Fisetin is a natural flavonoid antioxidant that belongs to the flavonol class of polyphenols. It is commonly found in various fruits and vegetables such as strawberries, apples, grapes, onions, and cucumbers. Fisetin is known for its potential health benefits, including its anti-inflammatory, neuroprotective, anticancer, and cardioprotective properties. It has also been studied for its potential in improving brain health and cognitive function. However, more research is still needed to fully understand the effects and benefits of fisetin.


Q: What foods rich in Fisetin?
Urushetin is found in many fruits and vegetables, such as strawberries, apples, persimmons, Onions and cucumbers. It can remove damaged senescent cells, improve health and extend service life, thus playing an effective anti-aging role.

Q: What are the benefits of Fisetin?
1. Antioxidant properties: Fisetin acts as a potent antioxidant, helping to neutralize harmful free radicals in the body, which can protect cells from oxidative stress and damage.

2. Anti-cancer potential: Fisetin has been studied for its potential in preventing and inhibiting the growth of cancer cells. It has shown promising results in various types of cancer, including breast, colon, lung, and prostate cancers.

3. Cardiovascular health: Fisetin may have protective effects on the cardiovascular system by reducing inflammation, improving blood vessel function, and preventing the buildup of plaques in the arteries. Anti-aging properties: Fisetin has been investigated for its potential anti-aging effects. It may activate specific pathways involved in longevity and cellular health.

4. Other potential benefits: Fisetin has also been studied for its potential in reducing pain, improving insulin sensitivity, and protecting against liver damage. It is important to note that while fisetin shows promise in various areas of research, further studies are needed, particularly in humans, to fully understand its effects and potential therapeutic applications.

Q: How does Fisetin work?
One of the key roles of urushetin is to initiate the so-called ERK pathway. ERK is short for “Extracellular signal-regulated kinase,” which means on the periphery of the cell, and kinase refers to a class of enzymes. So ERK is when something outside the cell sends a signal to the inside of the cell to activate the kinase.
By activating the ERK pathway, urushetin can optimize brain cell structure and function. This means it can help optimize cognition and memory. This effect has been repeatedly demonstrated in preclinical studies.

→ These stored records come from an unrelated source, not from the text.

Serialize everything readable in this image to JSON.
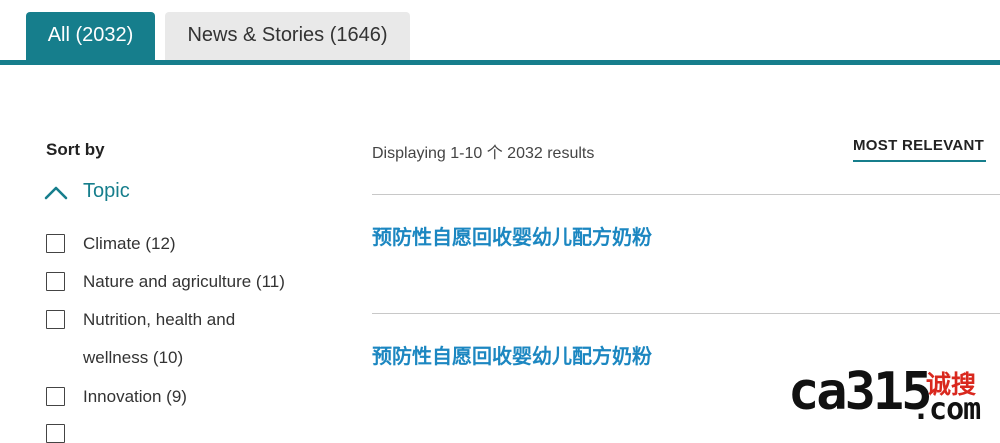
{
  "tabs": [
    {
      "label": "All (2032)",
      "active": true
    },
    {
      "label": "News & Stories (1646)",
      "active": false
    }
  ],
  "sidebar": {
    "sort_by_label": "Sort by",
    "facet": {
      "label": "Topic",
      "expanded": true,
      "icon": "chevron-up-icon",
      "options": [
        {
          "label": "Climate (12)",
          "checked": false
        },
        {
          "label": "Nature and agriculture (11)",
          "checked": false
        },
        {
          "label": "Nutrition, health and wellness (10)",
          "checked": false
        },
        {
          "label": "Innovation (9)",
          "checked": false
        }
      ]
    }
  },
  "results": {
    "info": "Displaying 1-10 个 2032 results",
    "sort_label": "MOST RELEVANT",
    "items": [
      {
        "title": "预防性自愿回收婴幼儿配方奶粉"
      },
      {
        "title": "预防性自愿回收婴幼儿配方奶粉"
      }
    ]
  },
  "watermark": {
    "logo_text": "ca315",
    "logo_cn": "诚搜",
    "logo_suffix": ".com"
  },
  "colors": {
    "accent": "#167e8c",
    "link": "#1c87c1",
    "watermark_red": "#d9281e"
  }
}
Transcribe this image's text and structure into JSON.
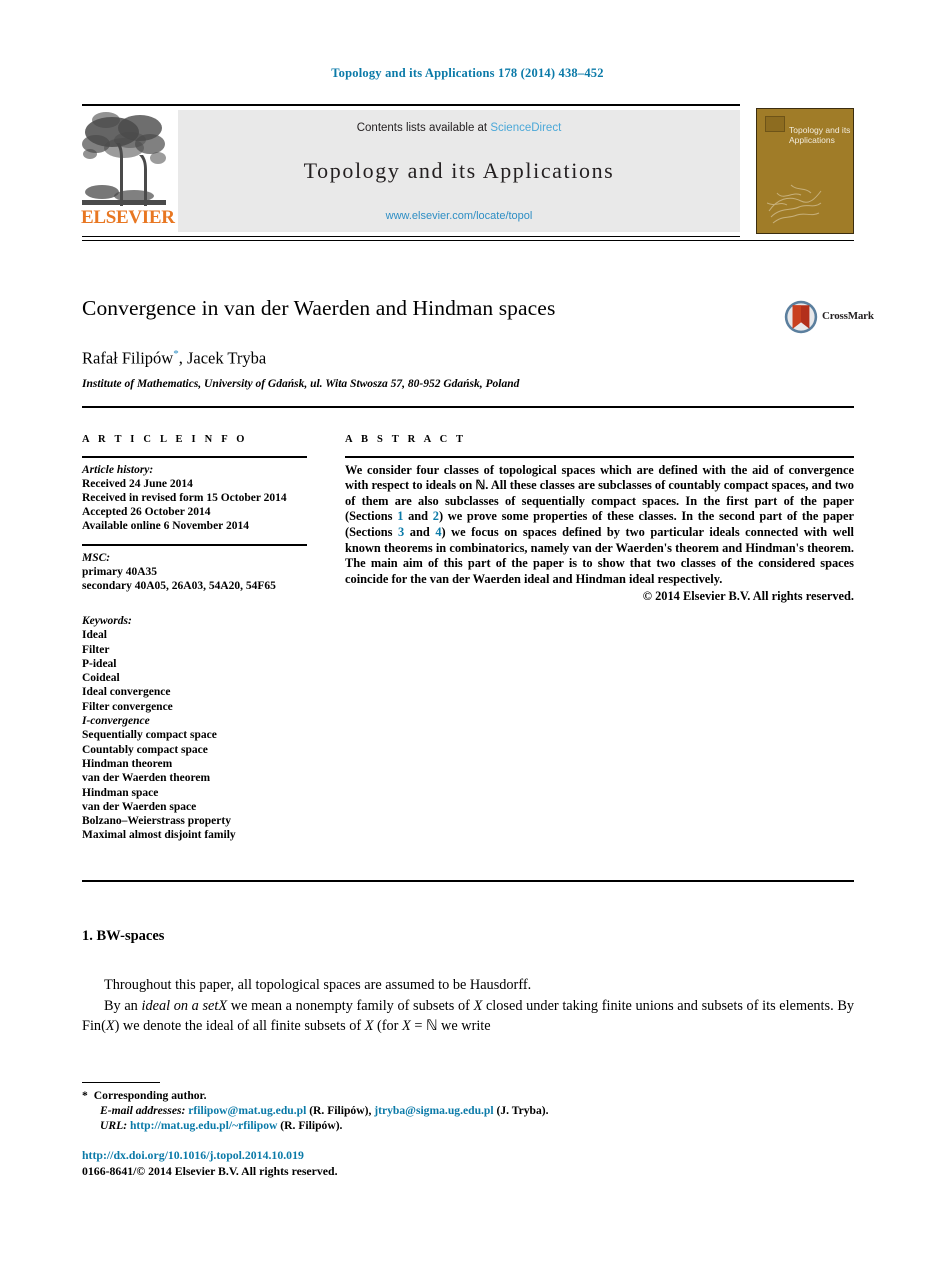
{
  "running_head": "Topology and its Applications 178 (2014) 438–452",
  "masthead": {
    "publisher_name": "ELSEVIER",
    "contents_prefix": "Contents lists available at ",
    "contents_link": "ScienceDirect",
    "journal_title": "Topology and its Applications",
    "journal_url": "www.elsevier.com/locate/topol",
    "cover_title": "Topology and its Applications"
  },
  "article": {
    "title": "Convergence in van der Waerden and Hindman spaces",
    "crossmark_label": "CrossMark",
    "authors": "Rafał Filipów",
    "author_marker": "*",
    "authors_rest": ", Jacek Tryba",
    "affiliation": "Institute of Mathematics, University of Gdańsk, ul. Wita Stwosza 57, 80-952 Gdańsk, Poland"
  },
  "info": {
    "heading": "A R T I C L E   I N F O",
    "history_label": "Article history:",
    "history": [
      "Received 24 June 2014",
      "Received in revised form 15 October 2014",
      "Accepted 26 October 2014",
      "Available online 6 November 2014"
    ],
    "msc_label": "MSC:",
    "msc": [
      "primary 40A35",
      "secondary 40A05, 26A03, 54A20, 54F65"
    ],
    "keywords_label": "Keywords:",
    "keywords": [
      "Ideal",
      "Filter",
      "P-ideal",
      "Coideal",
      "Ideal convergence",
      "Filter convergence",
      "I-convergence",
      "Sequentially compact space",
      "Countably compact space",
      "Hindman theorem",
      "van der Waerden theorem",
      "Hindman space",
      "van der Waerden space",
      "Bolzano–Weierstrass property",
      "Maximal almost disjoint family"
    ]
  },
  "abstract": {
    "heading": "A B S T R A C T",
    "part1": "We consider four classes of topological spaces which are defined with the aid of convergence with respect to ideals on ℕ. All these classes are subclasses of countably compact spaces, and two of them are also subclasses of sequentially compact spaces. In the first part of the paper (Sections ",
    "xref1": "1",
    "between1": " and ",
    "xref2": "2",
    "part2": ") we prove some properties of these classes. In the second part of the paper (Sections ",
    "xref3": "3",
    "between2": " and ",
    "xref4": "4",
    "part3": ") we focus on spaces defined by two particular ideals connected with well known theorems in combinatorics, namely van der Waerden's theorem and Hindman's theorem. The main aim of this part of the paper is to show that two classes of the considered spaces coincide for the van der Waerden ideal and Hindman ideal respectively.",
    "copyright": "© 2014 Elsevier B.V. All rights reserved."
  },
  "body": {
    "section_heading": "1. BW-spaces",
    "para1": "Throughout this paper, all topological spaces are assumed to be Hausdorff.",
    "para2_a": "By an ",
    "para2_ital": "ideal on a set",
    "para2_var1": "X",
    "para2_b": " we mean a nonempty family of subsets of ",
    "para2_var2": "X",
    "para2_c": " closed under taking finite unions and subsets of its elements. By Fin(",
    "para2_var3": "X",
    "para2_d": ") we denote the ideal of all finite subsets of ",
    "para2_var4": "X",
    "para2_e": " (for ",
    "para2_var5": "X",
    "para2_f": " = ℕ we write"
  },
  "footnote": {
    "star": "*",
    "corresponding": "Corresponding author.",
    "email_label": "E-mail addresses:",
    "email1": "rfilipow@mat.ug.edu.pl",
    "email1_who": " (R. Filipów), ",
    "email2": "jtryba@sigma.ug.edu.pl",
    "email2_who": " (J. Tryba).",
    "url_label": "URL:",
    "url": "http://mat.ug.edu.pl/~rfilipow",
    "url_who": " (R. Filipów)."
  },
  "footer": {
    "doi": "http://dx.doi.org/10.1016/j.topol.2014.10.019",
    "issn_line": "0166-8641/© 2014 Elsevier B.V. All rights reserved."
  },
  "colors": {
    "link_blue": "#0b7aa8",
    "sciencedirect_blue": "#4ba8d8",
    "elsevier_orange": "#e87722",
    "cover_gold": "#a07c28"
  }
}
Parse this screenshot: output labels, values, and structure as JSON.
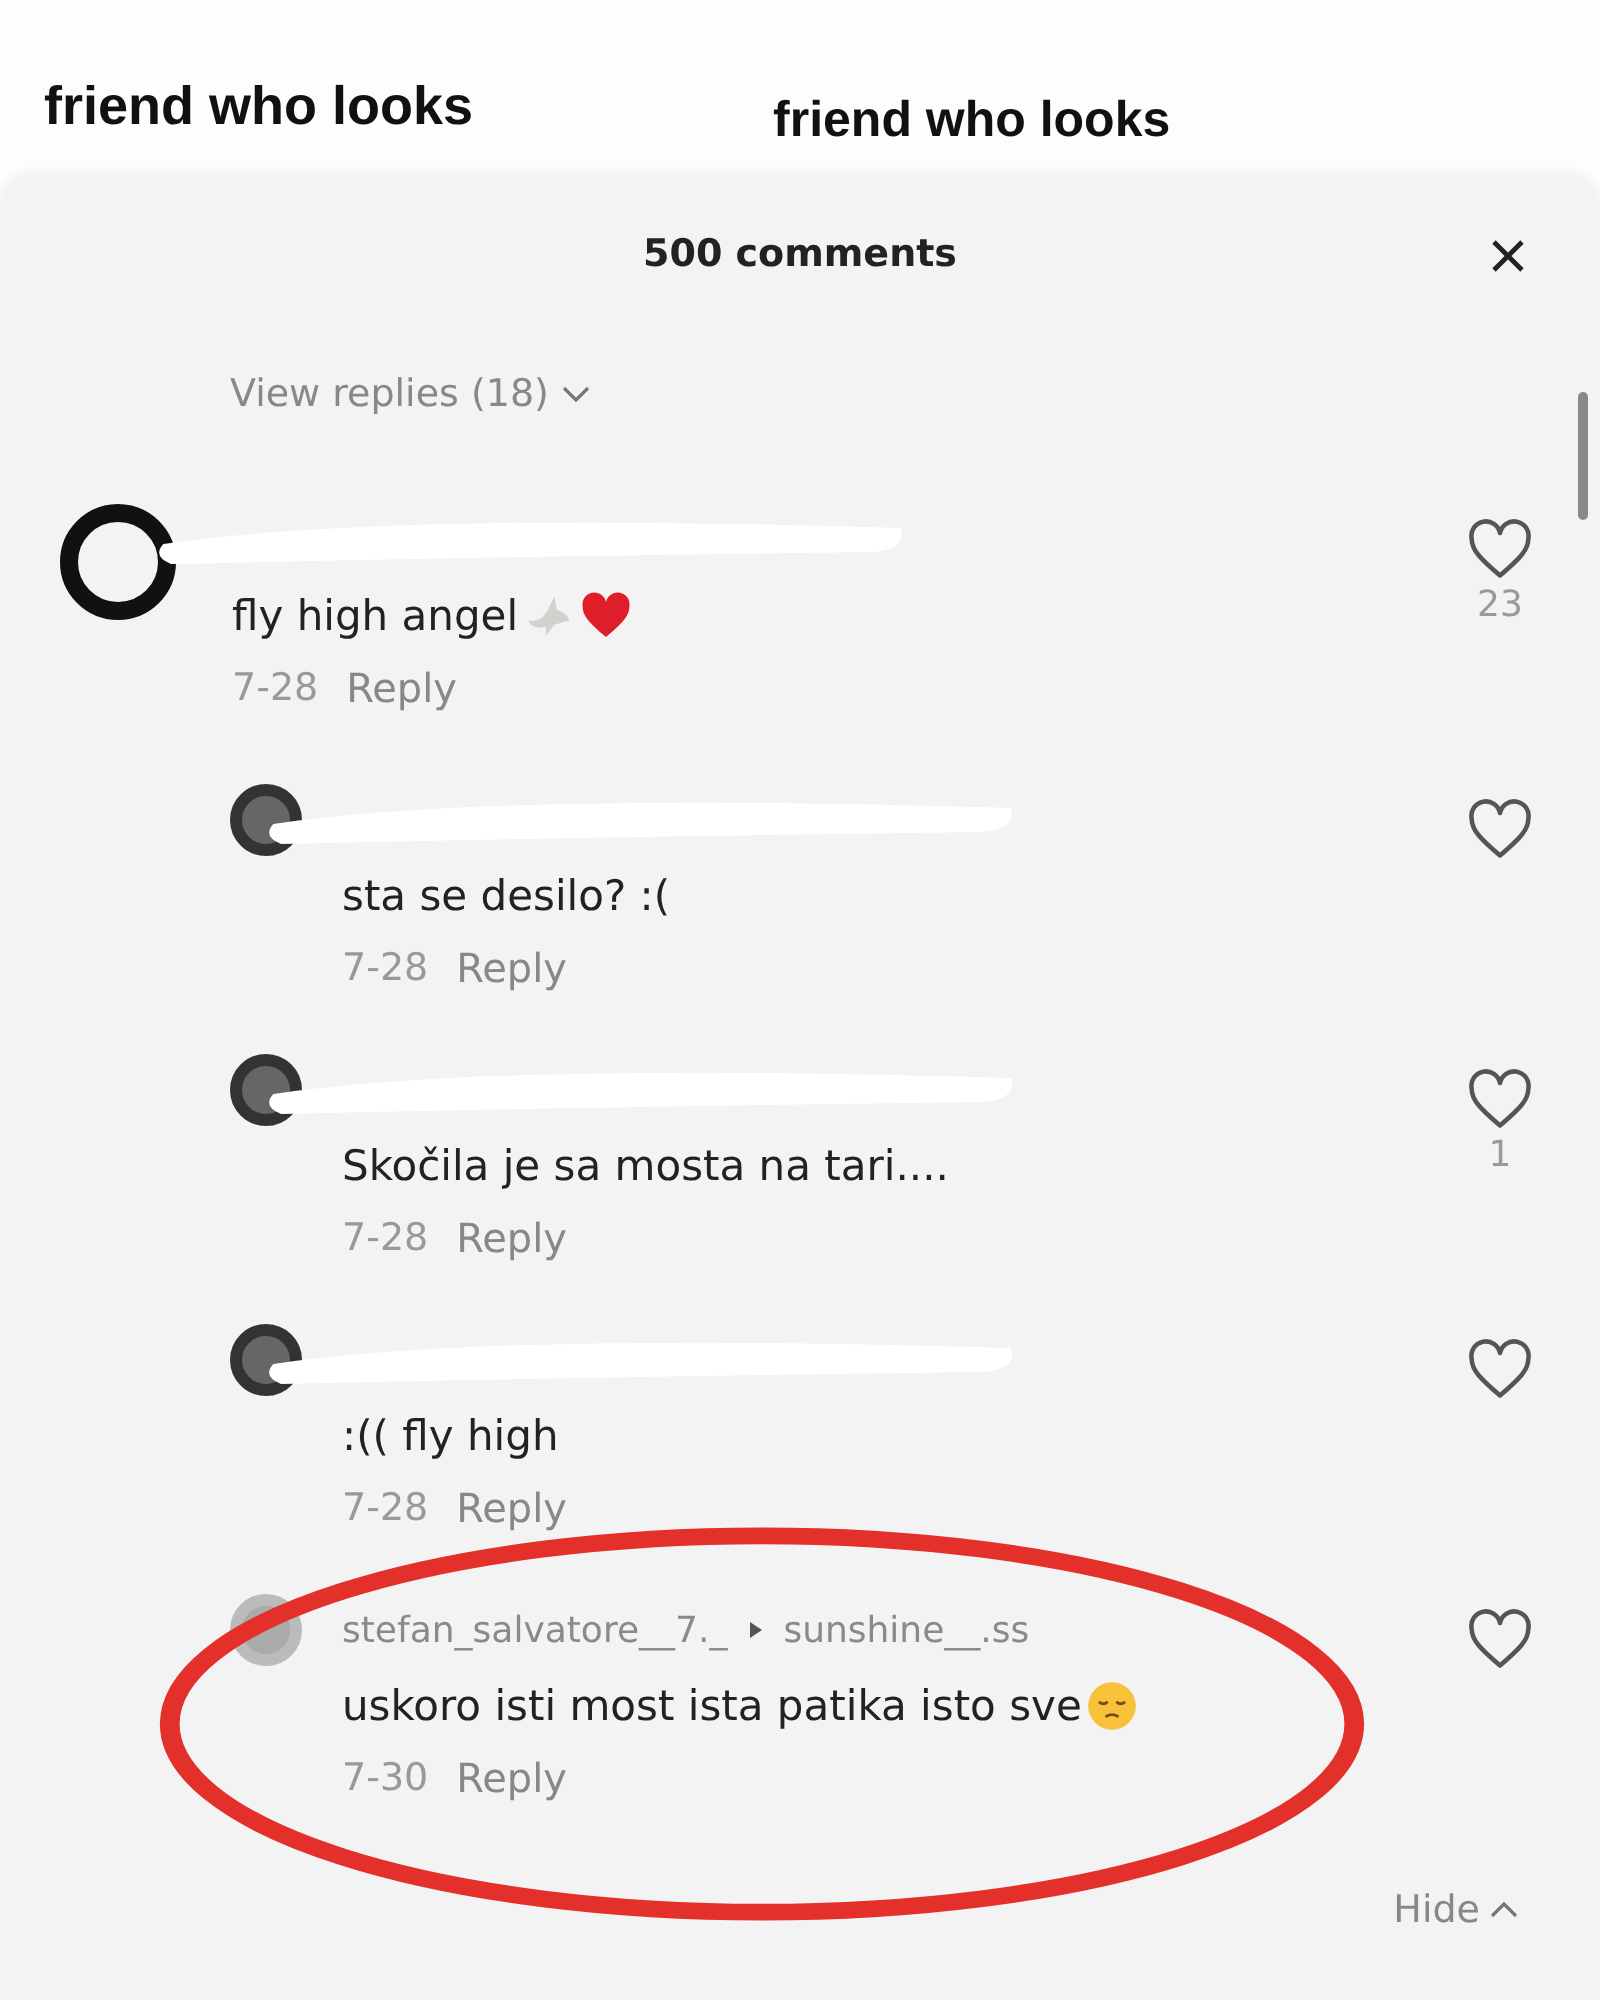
{
  "background_video": {
    "captions": [
      "friend who looks",
      "friend who looks"
    ]
  },
  "comments_sheet": {
    "title": "500 comments",
    "view_replies": "View replies (18)",
    "comments": [
      {
        "name_redacted": true,
        "text": "fly high angel",
        "emoji": {
          "kind": "dove-heart"
        },
        "date": "7-28",
        "reply": "Reply",
        "liked": false,
        "likes": "23",
        "circled": false,
        "children": [
          {
            "name_redacted": true,
            "text": "sta se desilo? :(",
            "date": "7-28",
            "reply": "Reply",
            "liked": false,
            "circled": false
          },
          {
            "name_redacted": true,
            "text": "Skočila je sa mosta na tari....",
            "date": "7-28",
            "reply": "Reply",
            "liked": false,
            "likes": "1",
            "circled": false
          },
          {
            "name_redacted": true,
            "text": ":(( fly high",
            "date": "7-28",
            "reply": "Reply",
            "liked": false,
            "circled": false
          },
          {
            "name_redacted": false,
            "author": "stefan_salvatore__7._",
            "replying_to": "sunshine__.ss",
            "text": "uskoro isti most ista patika isto sve",
            "emoji": {
              "kind": "pensive"
            },
            "date": "7-30",
            "reply": "Reply",
            "liked": false,
            "circled": true
          }
        ]
      }
    ],
    "hide": "Hide"
  }
}
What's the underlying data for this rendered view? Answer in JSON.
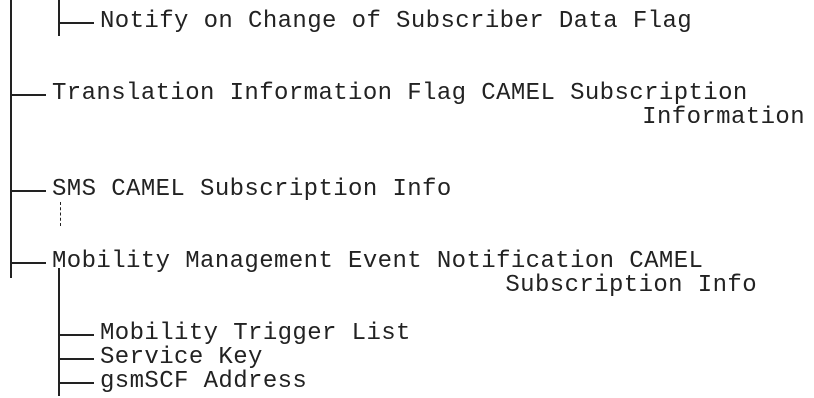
{
  "tree": {
    "items": [
      {
        "label": "Notify on Change of Subscriber Data Flag"
      },
      {
        "label_line1": "Translation Information Flag CAMEL Subscription",
        "label_line2": "Information"
      },
      {
        "label": "SMS CAMEL Subscription Info"
      },
      {
        "label_line1": "Mobility Management Event Notification CAMEL",
        "label_line2": "Subscription Info",
        "children": [
          {
            "label": "Mobility Trigger List"
          },
          {
            "label": "Service Key"
          },
          {
            "label": "gsmSCF Address"
          }
        ]
      }
    ]
  }
}
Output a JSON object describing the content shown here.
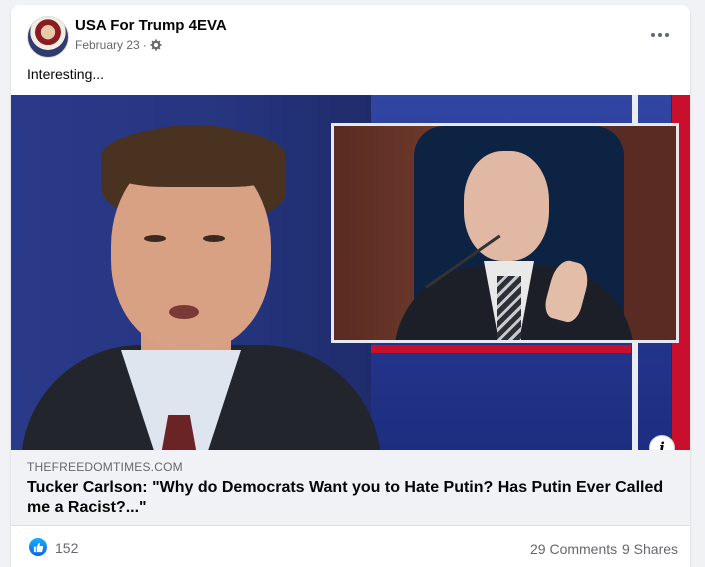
{
  "post": {
    "author": "USA For Trump 4EVA",
    "date": "February 23",
    "separator": "·",
    "audience_icon": "gear-icon",
    "text": "Interesting..."
  },
  "link_preview": {
    "domain": "THEFREEDOMTIMES.COM",
    "title": "Tucker Carlson: \"Why do Democrats Want you to Hate Putin? Has Putin Ever Called me a Racist?...\"",
    "info_label": "i"
  },
  "reactions": {
    "icon": "like-icon",
    "count": "152",
    "comments": "29 Comments",
    "shares": "9 Shares"
  },
  "colors": {
    "accent": "#1877f2",
    "secondary_text": "#65676b",
    "background": "#f0f2f5"
  }
}
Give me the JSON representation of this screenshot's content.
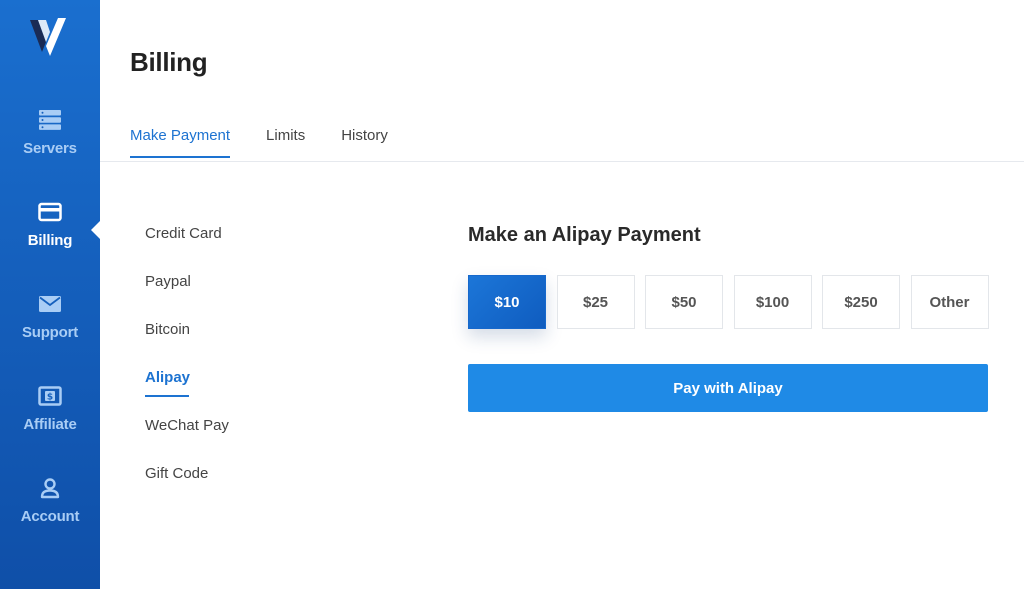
{
  "sidebar": {
    "logo_icon": "vultr-v-logo-icon",
    "items": [
      {
        "label": "Servers",
        "icon": "server-stack-icon",
        "active": false
      },
      {
        "label": "Billing",
        "icon": "credit-card-icon",
        "active": true
      },
      {
        "label": "Support",
        "icon": "envelope-icon",
        "active": false
      },
      {
        "label": "Affiliate",
        "icon": "dollar-bill-icon",
        "active": false
      },
      {
        "label": "Account",
        "icon": "user-icon",
        "active": false
      }
    ]
  },
  "page": {
    "title": "Billing"
  },
  "tabs": [
    {
      "label": "Make Payment",
      "active": true
    },
    {
      "label": "Limits",
      "active": false
    },
    {
      "label": "History",
      "active": false
    }
  ],
  "methods": [
    {
      "label": "Credit Card",
      "active": false
    },
    {
      "label": "Paypal",
      "active": false
    },
    {
      "label": "Bitcoin",
      "active": false
    },
    {
      "label": "Alipay",
      "active": true
    },
    {
      "label": "WeChat Pay",
      "active": false
    },
    {
      "label": "Gift Code",
      "active": false
    }
  ],
  "panel": {
    "title": "Make an Alipay Payment",
    "amounts": [
      {
        "label": "$10",
        "selected": true
      },
      {
        "label": "$25",
        "selected": false
      },
      {
        "label": "$50",
        "selected": false
      },
      {
        "label": "$100",
        "selected": false
      },
      {
        "label": "$250",
        "selected": false
      },
      {
        "label": "Other",
        "selected": false
      }
    ],
    "pay_button_label": "Pay with Alipay"
  },
  "colors": {
    "accent": "#1d73d1",
    "sidebar": "#1560bd",
    "pay_button": "#1f8ae6"
  }
}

Q: What is the recommended dose of Fisetin?
There have only been two human studies of Fisetin, and both used a daily dose of 100 mg. Based on extensive animal data showing efficacy and safety, 5.6 mg is the most appropriate dose for humans and is based on U.S. Food and Drug Administration guidelines.